The Christ Child in Medieval Culture: Alpha Es Et O!, edited by Mary Dzon and Theresa M. Kenney (University of Dallas) was published by the University of Toronto Press in 2012. The cult of the Christ Child flourished in late medieval Europe across lay and religious, as well as geographic and cultural boundaries. Depictions of Christ’s boyhood are found throughout popular culture, visual art, and literature. The Christ Child in Medieval Culture is the first interdisciplinary investigation of how representations of the Christ Child were conceptualized and employed in this period.
The contributors to this unique volume analyse depictions of the Christ Child through a variety of frameworks, including the interplay of mortality and divinity, the medieval conceit of a suffering Christ Child, and the interrelationships between Christ and other figures, including saints and ordinary children.
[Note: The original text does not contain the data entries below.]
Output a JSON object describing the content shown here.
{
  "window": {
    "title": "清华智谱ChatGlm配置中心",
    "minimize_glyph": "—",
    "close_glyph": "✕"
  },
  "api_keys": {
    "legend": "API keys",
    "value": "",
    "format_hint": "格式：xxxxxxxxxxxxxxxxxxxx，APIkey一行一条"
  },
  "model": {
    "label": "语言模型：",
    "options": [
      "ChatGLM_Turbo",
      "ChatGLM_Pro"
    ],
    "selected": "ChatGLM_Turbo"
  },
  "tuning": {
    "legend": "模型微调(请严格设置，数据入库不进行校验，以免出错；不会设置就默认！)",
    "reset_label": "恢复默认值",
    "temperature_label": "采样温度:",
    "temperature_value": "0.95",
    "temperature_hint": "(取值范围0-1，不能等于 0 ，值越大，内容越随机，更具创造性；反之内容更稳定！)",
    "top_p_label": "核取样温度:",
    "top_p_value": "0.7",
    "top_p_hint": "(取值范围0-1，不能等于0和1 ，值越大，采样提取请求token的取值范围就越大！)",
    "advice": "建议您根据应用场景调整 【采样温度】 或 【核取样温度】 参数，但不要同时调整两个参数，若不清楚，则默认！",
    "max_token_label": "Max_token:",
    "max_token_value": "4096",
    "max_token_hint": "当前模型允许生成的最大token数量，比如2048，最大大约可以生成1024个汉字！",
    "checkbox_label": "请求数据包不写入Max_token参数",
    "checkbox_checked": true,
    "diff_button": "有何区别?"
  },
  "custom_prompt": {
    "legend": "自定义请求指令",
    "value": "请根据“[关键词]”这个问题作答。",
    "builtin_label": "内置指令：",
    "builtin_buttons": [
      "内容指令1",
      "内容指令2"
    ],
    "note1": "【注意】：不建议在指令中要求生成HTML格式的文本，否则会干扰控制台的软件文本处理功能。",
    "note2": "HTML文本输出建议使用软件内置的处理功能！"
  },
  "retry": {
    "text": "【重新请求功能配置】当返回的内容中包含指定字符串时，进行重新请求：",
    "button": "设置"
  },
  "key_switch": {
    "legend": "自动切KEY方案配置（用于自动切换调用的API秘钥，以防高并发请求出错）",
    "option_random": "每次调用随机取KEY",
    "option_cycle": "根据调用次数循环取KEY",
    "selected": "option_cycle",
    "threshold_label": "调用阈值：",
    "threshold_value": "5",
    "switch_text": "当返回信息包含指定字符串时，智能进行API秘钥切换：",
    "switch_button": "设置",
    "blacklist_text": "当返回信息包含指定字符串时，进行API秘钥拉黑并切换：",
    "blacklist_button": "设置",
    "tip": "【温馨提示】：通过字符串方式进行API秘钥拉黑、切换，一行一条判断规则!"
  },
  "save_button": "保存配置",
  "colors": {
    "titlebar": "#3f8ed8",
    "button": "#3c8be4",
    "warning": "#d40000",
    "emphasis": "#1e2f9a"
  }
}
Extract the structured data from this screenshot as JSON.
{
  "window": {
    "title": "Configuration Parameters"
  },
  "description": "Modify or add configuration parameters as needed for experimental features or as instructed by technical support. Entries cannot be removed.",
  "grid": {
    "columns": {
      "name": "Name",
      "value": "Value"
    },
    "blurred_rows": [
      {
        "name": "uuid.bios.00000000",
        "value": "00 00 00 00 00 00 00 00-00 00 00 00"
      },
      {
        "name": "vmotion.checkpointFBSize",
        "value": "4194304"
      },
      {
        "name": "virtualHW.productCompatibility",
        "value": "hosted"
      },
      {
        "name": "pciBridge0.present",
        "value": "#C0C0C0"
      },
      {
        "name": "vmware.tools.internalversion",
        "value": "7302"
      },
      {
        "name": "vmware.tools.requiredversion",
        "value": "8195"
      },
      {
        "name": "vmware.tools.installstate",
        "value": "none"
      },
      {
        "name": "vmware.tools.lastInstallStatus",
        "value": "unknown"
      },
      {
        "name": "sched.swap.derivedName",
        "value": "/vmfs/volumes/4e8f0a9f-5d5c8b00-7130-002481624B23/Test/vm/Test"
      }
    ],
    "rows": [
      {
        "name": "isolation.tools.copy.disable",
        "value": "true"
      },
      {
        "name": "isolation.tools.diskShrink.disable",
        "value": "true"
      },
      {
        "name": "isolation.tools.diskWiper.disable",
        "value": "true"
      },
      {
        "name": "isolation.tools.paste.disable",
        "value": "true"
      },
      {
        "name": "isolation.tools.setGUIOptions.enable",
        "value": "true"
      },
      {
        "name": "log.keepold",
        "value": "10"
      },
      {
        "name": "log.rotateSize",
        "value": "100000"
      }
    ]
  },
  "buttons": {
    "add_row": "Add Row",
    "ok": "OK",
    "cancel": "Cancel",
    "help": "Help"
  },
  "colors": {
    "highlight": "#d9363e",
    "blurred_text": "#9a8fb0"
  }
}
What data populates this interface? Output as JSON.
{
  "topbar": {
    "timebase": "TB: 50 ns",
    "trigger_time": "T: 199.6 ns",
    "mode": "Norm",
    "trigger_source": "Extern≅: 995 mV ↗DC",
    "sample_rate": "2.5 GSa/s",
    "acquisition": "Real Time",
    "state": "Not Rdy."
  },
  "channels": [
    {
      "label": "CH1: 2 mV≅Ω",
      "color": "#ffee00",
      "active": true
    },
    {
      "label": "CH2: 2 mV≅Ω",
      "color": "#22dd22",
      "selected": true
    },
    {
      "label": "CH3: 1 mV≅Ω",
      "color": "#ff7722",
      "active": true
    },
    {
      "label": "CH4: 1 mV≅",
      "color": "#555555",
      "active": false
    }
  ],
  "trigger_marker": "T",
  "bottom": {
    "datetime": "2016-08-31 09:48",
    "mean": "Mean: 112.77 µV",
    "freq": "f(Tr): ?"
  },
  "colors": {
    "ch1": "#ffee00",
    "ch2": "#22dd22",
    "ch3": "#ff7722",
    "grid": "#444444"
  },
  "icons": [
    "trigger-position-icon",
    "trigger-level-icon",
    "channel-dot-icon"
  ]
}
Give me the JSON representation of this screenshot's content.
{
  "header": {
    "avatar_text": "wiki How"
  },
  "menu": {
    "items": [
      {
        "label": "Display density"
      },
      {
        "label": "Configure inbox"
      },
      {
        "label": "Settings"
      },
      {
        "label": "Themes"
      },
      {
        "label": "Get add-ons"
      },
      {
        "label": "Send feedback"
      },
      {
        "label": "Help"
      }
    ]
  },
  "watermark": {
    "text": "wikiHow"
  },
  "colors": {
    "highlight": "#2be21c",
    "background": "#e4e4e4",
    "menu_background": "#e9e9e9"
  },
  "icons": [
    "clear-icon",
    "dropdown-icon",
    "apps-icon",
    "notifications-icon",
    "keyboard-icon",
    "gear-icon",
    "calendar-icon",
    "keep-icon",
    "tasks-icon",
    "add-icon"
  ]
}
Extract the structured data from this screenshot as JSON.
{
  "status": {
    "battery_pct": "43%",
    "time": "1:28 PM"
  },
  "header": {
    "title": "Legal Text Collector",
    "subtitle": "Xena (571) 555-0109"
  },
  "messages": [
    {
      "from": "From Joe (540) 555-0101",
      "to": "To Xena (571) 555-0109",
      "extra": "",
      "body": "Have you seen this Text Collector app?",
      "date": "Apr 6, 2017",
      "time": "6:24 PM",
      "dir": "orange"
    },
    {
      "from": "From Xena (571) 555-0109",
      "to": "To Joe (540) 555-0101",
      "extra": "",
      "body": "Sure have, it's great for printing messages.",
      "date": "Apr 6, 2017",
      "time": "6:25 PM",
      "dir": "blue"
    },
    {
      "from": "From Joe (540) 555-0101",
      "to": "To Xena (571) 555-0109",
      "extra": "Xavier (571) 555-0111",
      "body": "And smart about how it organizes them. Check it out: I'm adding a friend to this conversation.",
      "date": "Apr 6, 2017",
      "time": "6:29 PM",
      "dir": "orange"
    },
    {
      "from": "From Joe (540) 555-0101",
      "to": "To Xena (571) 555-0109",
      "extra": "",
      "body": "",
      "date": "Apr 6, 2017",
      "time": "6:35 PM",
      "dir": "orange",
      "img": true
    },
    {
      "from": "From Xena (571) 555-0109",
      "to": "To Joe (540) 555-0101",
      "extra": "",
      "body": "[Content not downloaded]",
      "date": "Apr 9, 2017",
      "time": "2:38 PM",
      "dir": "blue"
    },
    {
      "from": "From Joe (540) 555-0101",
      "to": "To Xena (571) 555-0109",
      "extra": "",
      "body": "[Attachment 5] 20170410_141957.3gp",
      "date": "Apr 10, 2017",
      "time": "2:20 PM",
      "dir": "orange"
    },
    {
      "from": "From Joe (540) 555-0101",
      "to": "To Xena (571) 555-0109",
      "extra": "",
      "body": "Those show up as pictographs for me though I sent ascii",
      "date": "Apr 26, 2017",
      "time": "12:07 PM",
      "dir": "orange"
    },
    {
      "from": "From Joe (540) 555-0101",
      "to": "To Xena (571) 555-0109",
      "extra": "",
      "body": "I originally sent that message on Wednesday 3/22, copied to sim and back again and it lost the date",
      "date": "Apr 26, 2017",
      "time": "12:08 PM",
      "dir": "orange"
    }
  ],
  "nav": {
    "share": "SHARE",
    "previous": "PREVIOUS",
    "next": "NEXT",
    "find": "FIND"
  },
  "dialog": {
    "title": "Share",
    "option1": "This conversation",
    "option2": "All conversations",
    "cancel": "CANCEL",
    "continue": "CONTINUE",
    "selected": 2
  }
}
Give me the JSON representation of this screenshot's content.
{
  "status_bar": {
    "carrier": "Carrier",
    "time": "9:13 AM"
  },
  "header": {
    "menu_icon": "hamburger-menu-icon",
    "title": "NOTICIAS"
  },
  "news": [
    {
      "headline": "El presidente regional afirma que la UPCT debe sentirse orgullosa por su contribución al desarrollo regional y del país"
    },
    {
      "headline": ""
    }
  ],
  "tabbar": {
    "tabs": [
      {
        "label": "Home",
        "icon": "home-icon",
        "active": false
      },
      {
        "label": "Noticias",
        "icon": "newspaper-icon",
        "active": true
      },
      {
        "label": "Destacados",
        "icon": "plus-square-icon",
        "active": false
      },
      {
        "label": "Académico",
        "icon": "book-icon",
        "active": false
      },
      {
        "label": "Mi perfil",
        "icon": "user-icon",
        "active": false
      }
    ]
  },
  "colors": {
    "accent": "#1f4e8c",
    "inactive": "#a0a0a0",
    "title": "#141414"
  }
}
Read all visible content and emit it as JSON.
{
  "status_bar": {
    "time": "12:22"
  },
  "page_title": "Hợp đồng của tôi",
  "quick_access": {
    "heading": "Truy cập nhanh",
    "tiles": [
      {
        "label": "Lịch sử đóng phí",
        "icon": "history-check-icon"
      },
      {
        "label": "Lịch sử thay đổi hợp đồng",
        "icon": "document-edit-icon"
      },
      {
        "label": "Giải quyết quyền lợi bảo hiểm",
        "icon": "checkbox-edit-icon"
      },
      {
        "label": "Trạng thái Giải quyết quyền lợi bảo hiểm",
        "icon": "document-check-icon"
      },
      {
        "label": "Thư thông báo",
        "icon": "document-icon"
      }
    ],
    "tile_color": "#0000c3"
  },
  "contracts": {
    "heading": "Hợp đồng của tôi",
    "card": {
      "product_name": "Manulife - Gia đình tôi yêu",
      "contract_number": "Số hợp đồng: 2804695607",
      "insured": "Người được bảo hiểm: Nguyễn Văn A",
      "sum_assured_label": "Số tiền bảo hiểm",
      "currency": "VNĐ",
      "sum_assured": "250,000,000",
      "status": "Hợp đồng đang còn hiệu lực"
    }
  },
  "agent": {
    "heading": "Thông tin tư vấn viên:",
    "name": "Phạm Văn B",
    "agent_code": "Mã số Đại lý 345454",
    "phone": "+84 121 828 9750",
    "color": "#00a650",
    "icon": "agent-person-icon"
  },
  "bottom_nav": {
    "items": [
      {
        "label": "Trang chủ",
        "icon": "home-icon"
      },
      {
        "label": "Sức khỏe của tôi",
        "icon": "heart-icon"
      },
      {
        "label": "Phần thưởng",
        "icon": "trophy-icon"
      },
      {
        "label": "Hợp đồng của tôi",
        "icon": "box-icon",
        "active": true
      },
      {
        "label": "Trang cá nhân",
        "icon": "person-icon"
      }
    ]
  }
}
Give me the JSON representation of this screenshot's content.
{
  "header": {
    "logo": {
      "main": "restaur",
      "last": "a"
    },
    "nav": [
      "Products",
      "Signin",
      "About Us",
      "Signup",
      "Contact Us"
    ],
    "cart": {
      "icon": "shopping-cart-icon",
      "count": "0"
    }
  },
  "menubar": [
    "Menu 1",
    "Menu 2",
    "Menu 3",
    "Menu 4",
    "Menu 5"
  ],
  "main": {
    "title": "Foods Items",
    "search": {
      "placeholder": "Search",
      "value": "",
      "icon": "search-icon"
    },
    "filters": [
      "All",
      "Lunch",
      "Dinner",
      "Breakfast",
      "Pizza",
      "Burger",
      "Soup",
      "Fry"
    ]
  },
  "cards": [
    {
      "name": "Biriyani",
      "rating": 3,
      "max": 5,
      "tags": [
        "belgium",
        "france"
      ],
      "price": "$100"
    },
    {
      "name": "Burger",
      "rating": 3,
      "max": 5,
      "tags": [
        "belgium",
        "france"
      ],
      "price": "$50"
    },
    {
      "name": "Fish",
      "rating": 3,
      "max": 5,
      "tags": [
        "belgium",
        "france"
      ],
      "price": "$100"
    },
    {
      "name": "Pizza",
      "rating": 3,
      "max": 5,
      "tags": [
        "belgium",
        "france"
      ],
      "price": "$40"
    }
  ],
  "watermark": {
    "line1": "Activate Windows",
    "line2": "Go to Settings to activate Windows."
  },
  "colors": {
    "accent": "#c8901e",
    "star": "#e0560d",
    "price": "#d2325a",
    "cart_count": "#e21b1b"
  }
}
The Christ Child in Medieval Culture synthesizes various approaches to interpreting the cultural meaning of medieval religious imagery and illuminates the significance of its most central figure.
‘An excellent collection! … With its impressive, forward-thinking scholarship, these essays will find a broad readership of scholars and students from a variety of disciplines.’ Josie Campbell, Department of English, University of Rhode Island
‘The abiding impression of this collection – and every essay repays reading and re-reading – is of the extraordinary richness and poetry of medieval devotions and its remarkable freedom from sentimental fripperies.’ Henrietta Leyser, Journal of Ecclesiastical History
‘A lively collection of essays.’ Elisabeth Dutton, Speculum
‘A fascinating volume that makes highly entertaining reading, and should be of widespread scholarly interest.’ Judith Oliver, The Medieval Review